"The Dream Messenger, with its haunting bass line and driving dance groove, establishes a new level of writing for contemporary jazz. So, too, does "To Yourself Be True, the only cut on the CD where the artist plays alto and you truly find yourself immersed in the theme of the song with all its surrounding colors, featuring great guitar work by Von Schuman.
Alone In the Crowd weaves a tapestry of modern Latin, funk, hip hop, and dance grooves. And yet it may not fall into the genre of smooth jazz. Gordon definitely embellishes all the compositions with mature improvisation and an appealing sound from his soprano-like saxello, proving that in order to be modern you don't have to sell out your integrity as a jazz musician to pop instrumental music.
Track Listing: The Great Escape; Comfort Zone; The Dream Messenger; Alone In The Crowd; Beachfront Dreams; To Yourself Be True; We'll Always Be Young; Nuovo Strada Di Spero; Song for Solititude; A Fresh Start; Angel.
I love jazz because it mixes intellect and emotion in a very spontaneous way.
I was first exposed to jazz by liberating a Coltrane and a Pharoah Sanders record from a friend in NYC and listening to them over and over until I got it.

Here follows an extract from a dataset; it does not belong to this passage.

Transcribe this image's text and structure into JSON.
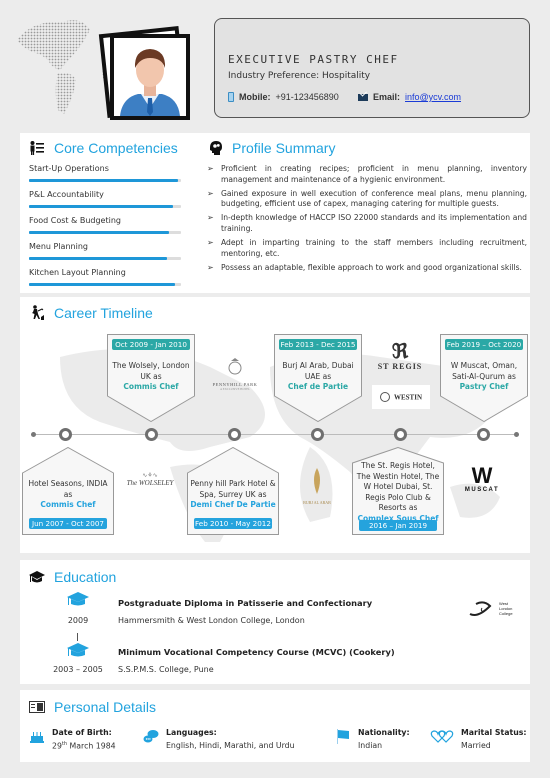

My advice to new listeners is you have to take the time to listen to some jazz tunes a number of times until it starts to make sense.